What’s clear to me is that Coyne’s version of naturalistic atheism is incompatible with libertarian free will, thus he rejects the latter. You can see the incompatibility at work in Coyne’s mind:
If you are going to promulgate the idea that at a given point in time you can really make “alternative decisions”—decisions that you (rather than an errant electron) decide, then you are suggesting that humans can flout the laws of physics. This is magic.
While some people punt and say that you can have contracausal free will without flouting those laws, I don’t see how that’s possible. Such an attitude is profoundly anti-naturalistic given that are brains are made of molecules.
But Mele’s “ambitious free will” does flout the laws of physics, and in that sense the jury, which is physics, has already decided against it.
Of course, if naturalism/atheism are incompatible with libertarian free will, then that means my life-long, massive, direct experience with libertarian free will is evidence against naturalism/atheism.
Coyne is constantly flustered by the existence of the compatibilists. Yet perhaps our experience with free will is so strong that compatibilists exist mainly to prevent people from reaching the conclusion that naturalism/atheism are incompatible with free will. Take away the compatibilists and people will have to choose between the abstract, cloudy position of naturalism or their concrete experience with free will.
Anyway, Coyne’s response to the book is interesting:
I wasn’t impressed with the book. Mele does point out a few alternative interpretations to experiments like Benjamin Libet’s which apparently show that some decisions can be predicted with accuracy of up to 80% by brain-scanning as far as ten seconds before the actor is conscious of having made a decision. Some of Mele’s criticisms are useful, while others are not. Mele’s main objection is that the real decisions we make are based on rational pondering and consideration, and these decisions are very different from the simple binary choices predicted by brain-scanning studies. To that I reply “so what”?
What a weak reply. So what? It means that such studies don’t measure what they claim to be measuring. A simply binary choice is not the essence of reason. For example, when social justice actvists assert that a hate crime has been committed, I will have to rely on reason to assess the claim and reach a judgment about the liklihood of its veracity. In doing so, my brain behaves differently than when I choose heads or tails during a coin flip.

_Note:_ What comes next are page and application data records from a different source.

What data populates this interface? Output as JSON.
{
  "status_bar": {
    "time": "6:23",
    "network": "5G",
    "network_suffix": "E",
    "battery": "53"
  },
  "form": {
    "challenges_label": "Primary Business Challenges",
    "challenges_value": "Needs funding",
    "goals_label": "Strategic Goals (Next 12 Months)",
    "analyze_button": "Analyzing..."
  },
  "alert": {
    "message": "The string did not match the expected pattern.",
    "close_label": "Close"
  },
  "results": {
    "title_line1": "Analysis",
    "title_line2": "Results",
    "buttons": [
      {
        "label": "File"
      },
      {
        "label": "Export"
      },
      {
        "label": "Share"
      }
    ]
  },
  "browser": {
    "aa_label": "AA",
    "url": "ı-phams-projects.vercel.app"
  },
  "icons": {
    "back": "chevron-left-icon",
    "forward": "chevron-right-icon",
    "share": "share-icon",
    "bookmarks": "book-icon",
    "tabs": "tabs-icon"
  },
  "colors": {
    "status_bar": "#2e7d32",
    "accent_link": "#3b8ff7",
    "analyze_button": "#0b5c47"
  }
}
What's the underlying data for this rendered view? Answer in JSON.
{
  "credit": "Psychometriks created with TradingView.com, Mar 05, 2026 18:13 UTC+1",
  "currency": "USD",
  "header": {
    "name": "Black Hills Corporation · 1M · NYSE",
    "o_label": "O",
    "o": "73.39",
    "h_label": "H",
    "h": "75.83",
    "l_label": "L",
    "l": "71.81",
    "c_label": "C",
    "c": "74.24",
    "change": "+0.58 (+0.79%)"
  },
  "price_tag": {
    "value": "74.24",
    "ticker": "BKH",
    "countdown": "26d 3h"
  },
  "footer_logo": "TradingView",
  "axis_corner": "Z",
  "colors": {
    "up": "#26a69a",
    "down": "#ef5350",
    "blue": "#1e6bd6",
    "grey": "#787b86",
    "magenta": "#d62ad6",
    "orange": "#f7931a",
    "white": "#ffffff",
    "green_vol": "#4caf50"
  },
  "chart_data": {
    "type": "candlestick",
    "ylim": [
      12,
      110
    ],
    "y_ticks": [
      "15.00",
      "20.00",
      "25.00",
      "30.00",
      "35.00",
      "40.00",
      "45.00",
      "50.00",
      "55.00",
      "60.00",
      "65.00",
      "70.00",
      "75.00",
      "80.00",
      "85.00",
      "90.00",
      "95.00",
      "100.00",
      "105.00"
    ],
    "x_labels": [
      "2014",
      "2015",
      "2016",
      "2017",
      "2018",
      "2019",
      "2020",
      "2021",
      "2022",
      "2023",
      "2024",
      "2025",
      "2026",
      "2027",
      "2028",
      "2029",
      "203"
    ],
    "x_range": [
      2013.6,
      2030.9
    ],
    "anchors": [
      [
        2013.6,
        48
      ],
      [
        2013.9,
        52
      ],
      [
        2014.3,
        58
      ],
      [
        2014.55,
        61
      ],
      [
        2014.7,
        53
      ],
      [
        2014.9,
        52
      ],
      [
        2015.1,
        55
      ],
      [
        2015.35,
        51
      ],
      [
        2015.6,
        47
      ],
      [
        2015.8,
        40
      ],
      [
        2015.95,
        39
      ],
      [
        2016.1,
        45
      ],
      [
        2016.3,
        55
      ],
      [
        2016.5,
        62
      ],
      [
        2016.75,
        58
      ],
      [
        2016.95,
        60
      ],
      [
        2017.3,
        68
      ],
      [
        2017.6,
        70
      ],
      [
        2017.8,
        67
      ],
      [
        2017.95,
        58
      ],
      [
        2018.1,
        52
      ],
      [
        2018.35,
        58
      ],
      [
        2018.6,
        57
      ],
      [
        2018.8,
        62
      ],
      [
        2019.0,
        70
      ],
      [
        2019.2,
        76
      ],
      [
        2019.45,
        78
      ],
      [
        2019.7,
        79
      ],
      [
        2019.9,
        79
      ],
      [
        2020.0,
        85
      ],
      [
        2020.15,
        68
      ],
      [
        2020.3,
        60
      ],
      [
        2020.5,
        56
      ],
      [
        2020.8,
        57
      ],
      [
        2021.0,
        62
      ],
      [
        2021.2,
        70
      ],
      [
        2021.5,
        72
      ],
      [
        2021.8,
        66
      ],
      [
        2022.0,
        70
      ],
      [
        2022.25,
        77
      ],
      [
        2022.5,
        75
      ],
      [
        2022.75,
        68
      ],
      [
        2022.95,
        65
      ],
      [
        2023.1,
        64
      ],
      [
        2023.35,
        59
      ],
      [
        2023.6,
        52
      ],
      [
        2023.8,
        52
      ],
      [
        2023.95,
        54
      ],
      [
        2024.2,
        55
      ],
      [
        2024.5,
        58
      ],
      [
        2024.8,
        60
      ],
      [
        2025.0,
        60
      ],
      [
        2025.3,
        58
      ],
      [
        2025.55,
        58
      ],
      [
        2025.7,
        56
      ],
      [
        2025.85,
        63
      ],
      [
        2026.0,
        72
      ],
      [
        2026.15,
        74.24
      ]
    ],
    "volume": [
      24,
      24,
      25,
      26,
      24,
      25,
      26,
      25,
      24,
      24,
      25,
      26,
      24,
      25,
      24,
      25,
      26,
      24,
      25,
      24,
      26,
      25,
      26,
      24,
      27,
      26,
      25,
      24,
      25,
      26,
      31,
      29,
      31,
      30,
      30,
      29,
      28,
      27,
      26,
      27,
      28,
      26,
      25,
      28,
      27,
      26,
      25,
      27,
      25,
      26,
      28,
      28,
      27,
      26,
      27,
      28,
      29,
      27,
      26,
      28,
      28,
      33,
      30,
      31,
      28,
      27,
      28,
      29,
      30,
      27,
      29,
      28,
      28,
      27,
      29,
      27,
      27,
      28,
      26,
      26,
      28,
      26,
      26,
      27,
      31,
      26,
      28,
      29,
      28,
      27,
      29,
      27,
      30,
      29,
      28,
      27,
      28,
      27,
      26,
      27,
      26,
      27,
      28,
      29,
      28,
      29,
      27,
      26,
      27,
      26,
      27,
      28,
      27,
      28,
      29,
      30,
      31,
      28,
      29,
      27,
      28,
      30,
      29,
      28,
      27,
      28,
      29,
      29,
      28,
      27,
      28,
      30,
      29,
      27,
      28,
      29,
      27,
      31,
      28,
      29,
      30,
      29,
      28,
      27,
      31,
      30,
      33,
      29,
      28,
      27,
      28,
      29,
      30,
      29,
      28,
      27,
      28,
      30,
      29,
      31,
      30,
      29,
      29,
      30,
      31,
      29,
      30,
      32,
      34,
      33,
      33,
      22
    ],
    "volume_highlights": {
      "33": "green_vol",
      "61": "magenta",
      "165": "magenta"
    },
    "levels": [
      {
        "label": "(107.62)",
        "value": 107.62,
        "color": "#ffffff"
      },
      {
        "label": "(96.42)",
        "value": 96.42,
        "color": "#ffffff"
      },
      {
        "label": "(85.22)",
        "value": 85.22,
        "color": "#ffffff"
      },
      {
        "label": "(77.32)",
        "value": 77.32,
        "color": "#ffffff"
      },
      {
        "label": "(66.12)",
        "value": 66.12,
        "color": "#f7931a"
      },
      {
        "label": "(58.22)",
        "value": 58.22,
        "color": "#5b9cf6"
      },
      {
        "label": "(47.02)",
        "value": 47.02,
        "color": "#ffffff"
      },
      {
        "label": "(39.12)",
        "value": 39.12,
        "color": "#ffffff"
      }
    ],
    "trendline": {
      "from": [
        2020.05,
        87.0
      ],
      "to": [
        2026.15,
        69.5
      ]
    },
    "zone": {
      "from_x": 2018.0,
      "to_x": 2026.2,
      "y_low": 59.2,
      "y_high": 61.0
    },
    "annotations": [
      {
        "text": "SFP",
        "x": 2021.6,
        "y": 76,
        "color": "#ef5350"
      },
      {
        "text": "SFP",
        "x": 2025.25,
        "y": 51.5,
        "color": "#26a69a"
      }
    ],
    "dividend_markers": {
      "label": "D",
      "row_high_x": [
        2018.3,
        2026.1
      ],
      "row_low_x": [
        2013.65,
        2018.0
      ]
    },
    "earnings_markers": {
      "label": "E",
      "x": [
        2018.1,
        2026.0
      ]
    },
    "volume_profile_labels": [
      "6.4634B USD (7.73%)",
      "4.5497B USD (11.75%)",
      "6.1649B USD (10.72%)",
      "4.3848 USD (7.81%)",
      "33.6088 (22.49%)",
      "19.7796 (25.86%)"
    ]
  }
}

Take me writing this blog post about this topic instead of something else and posting it when I did using the words that I chose to make the points I chose to highlight. According to determinists like Coyne, if we were to replay the tape of life a million times, in each and every one of those million playbacks, I would choose to write and post the identical thing. In other words, I would not be responsible for this posting and its claims/words.
Sorry, but that does not strike me as a true or enlightened position.